Crude traded around $42 a barrel on concerns about a supply glut and U.S. inventory buildup
Oil producers across the world are yet to come to terms with the depressed global oil outlook and demand for 2016, even as the International Monetary Fund (IMF) downgraded global growth rates by 10 basis points in 2016 and 20 basis points in 2017 back in July 2016, following the U.K. Brexit vote. To add to their woes, some members of the Organization of the Petroleum Exporting Countries (OPEC) have called for curtailing output aimed at bringing about a rebalance of the market where supply has consistently outpaced demand. As a reaction to these talks, oil prices witnessed volatility, jumping more than 3% on Monday, August 8th, 2016, as reported by Reuters. On Tuesday, August 9th, 2016, oil traded around $42 a barrel on concerns about a supply glut amidst forecasts for a drop in U.S. inventories.
OPEC members including Venezuela, Ecuador, and Kuwait have called for an output freeze; however, the talks are expected to fail since other key OPEC members including Saudi Arabia, Iraq, and Iran have been ramping up oil exports and battling for higher market share through discounted selling prices. Since the plunge in oil prices that began in mid-2014, Venezuela has repeatedly been involved in talks to freeze production and reduce a supply glut, but with limited success. On the other hand, Iraq has dropped the September 2016 official selling price for Basra Light crude to Asia by $1 to minus $2.30 a barrel against the average of Oman/Dubai quotes from the previous month, as per Reuters. Russia, the world’s biggest oil producer, has expressed dissent on the new production freeze plan. Given this precarious situation, an informal meeting of OPEC member countries is scheduled to take place on the sidelines of the International Energy Forum in Algeria from September 26-28th, 2016.
U.S. West Texas Intermediate (WTI) crude futures CLc1 were at $42.68 per barrel, up 0.21% from their last close on August 9th, 2016. Brent futures LCOc1 were trading at $44.96 per barrel, up 0.04% on the same day.
U.S. rig counts reach highest levels
Meanwhile, a glut of crude and refined products is looming over the market mainly due to two important factors: increased oil drilling and higher crude inventory in the U.S. as well as strengthening fuel exports by China.
Data show that rigs operating in the U.S. are the highest since March 2016, at 381, rising for a sixth week in a row. Data released on August 3rd, 2016, by the U.S. Energy Information Administration for the week ended July 29th, 2016, shows that U.S. commercial crude oil inventories (excluding those in the Strategic Petroleum Reserve) increased by 1.4 million barrels from the previous week. At 522.5 million barrels, U.S. crude oil inventories are at historically high levels for this time of year.

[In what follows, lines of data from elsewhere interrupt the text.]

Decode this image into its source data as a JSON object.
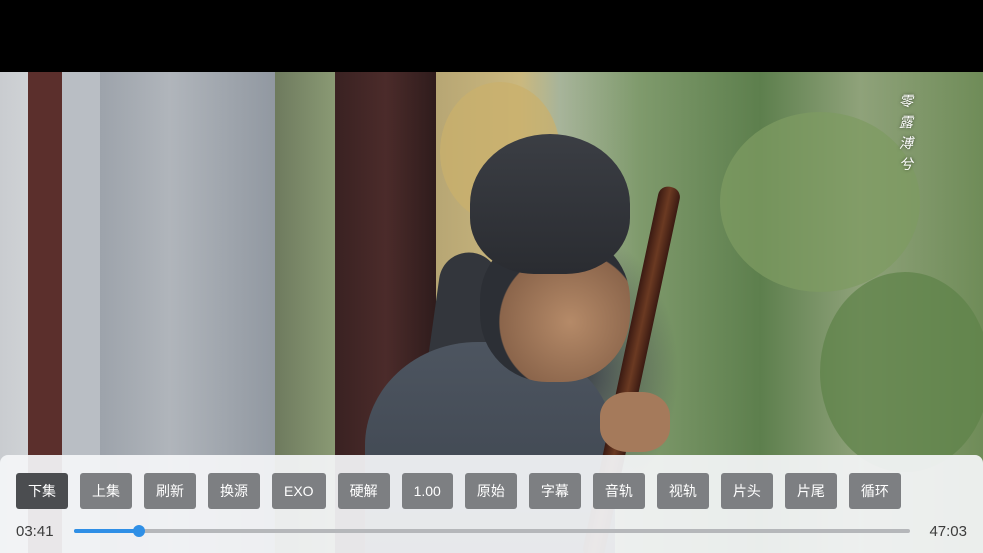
{
  "subtitle": {
    "text": "零露溥兮"
  },
  "controls": {
    "buttons": [
      {
        "id": "next-episode",
        "label": "下集",
        "active": true
      },
      {
        "id": "prev-episode",
        "label": "上集"
      },
      {
        "id": "refresh",
        "label": "刷新"
      },
      {
        "id": "switch-source",
        "label": "换源"
      },
      {
        "id": "player-engine",
        "label": "EXO"
      },
      {
        "id": "decode-mode",
        "label": "硬解"
      },
      {
        "id": "playback-speed",
        "label": "1.00"
      },
      {
        "id": "aspect-ratio",
        "label": "原始"
      },
      {
        "id": "subtitles",
        "label": "字幕"
      },
      {
        "id": "audio-track",
        "label": "音轨"
      },
      {
        "id": "video-track",
        "label": "视轨"
      },
      {
        "id": "skip-opening",
        "label": "片头"
      },
      {
        "id": "skip-ending",
        "label": "片尾"
      },
      {
        "id": "loop",
        "label": "循环"
      }
    ]
  },
  "progress": {
    "current_time": "03:41",
    "total_time": "47:03",
    "fraction": 0.0783,
    "accent_color": "#2f8fe6"
  }
}
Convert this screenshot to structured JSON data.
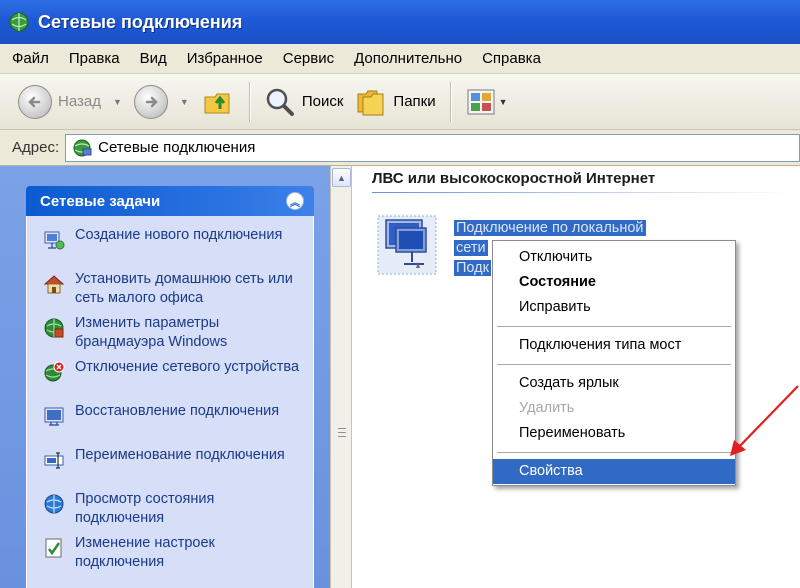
{
  "window": {
    "title": "Сетевые подключения"
  },
  "menu": {
    "items": [
      "Файл",
      "Правка",
      "Вид",
      "Избранное",
      "Сервис",
      "Дополнительно",
      "Справка"
    ]
  },
  "toolbar": {
    "back_label": "Назад",
    "search_label": "Поиск",
    "folders_label": "Папки"
  },
  "address": {
    "label": "Адрес:",
    "value": "Сетевые подключения"
  },
  "tasks": {
    "title": "Сетевые задачи",
    "items": [
      {
        "label": "Создание нового подключения",
        "icon": "new-connection-icon"
      },
      {
        "label": "Установить домашнюю сеть или сеть малого офиса",
        "icon": "home-network-icon"
      },
      {
        "label": "Изменить параметры брандмауэра Windows",
        "icon": "firewall-icon"
      },
      {
        "label": "Отключение сетевого устройства",
        "icon": "disable-device-icon"
      },
      {
        "label": "Восстановление подключения",
        "icon": "repair-icon"
      },
      {
        "label": "Переименование подключения",
        "icon": "rename-icon"
      },
      {
        "label": "Просмотр состояния подключения",
        "icon": "status-icon"
      },
      {
        "label": "Изменение настроек подключения",
        "icon": "settings-icon"
      }
    ]
  },
  "content": {
    "group_header": "ЛВС или высокоскоростной Интернет",
    "connection": {
      "line1": "Подключение по локальной",
      "line2": "сети",
      "line3": "Подк"
    }
  },
  "context_menu": {
    "items": [
      {
        "label": "Отключить",
        "state": "normal"
      },
      {
        "label": "Состояние",
        "state": "bold"
      },
      {
        "label": "Исправить",
        "state": "normal"
      },
      {
        "label": "Подключения типа мост",
        "state": "normal"
      },
      {
        "label": "Создать ярлык",
        "state": "normal"
      },
      {
        "label": "Удалить",
        "state": "disabled"
      },
      {
        "label": "Переименовать",
        "state": "normal"
      },
      {
        "label": "Свойства",
        "state": "selected"
      }
    ]
  },
  "colors": {
    "titlebar": "#1e5ad6",
    "selection": "#316ac5",
    "task_pane": "#6a91de",
    "arrow": "#e02020"
  }
}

Recent data also show a buildup of more than 307,000 barrels at the Cushing, Oklahoma, delivery hub for U.S. crude futures in the week to August 5th, 2016. Cushing inventory rise of over 200,000 barrels is typically bearish for crude. Total U.S. crude inventories were expected to fall by one million barrels as per government data.
In China, net oil-product exports surged to a record high of 2.49 million tons in July 2016, after smaller oil plants received approval for the first time to buy crude directly from the global market. Moreover, weaker freight rates make it more profitable for Chinese importers to ship fuel from abroad, according to China’s Customs General Administration.
The combination of these factors has led analysts to predict a decline in oil prices before any sustained recovery in the near term.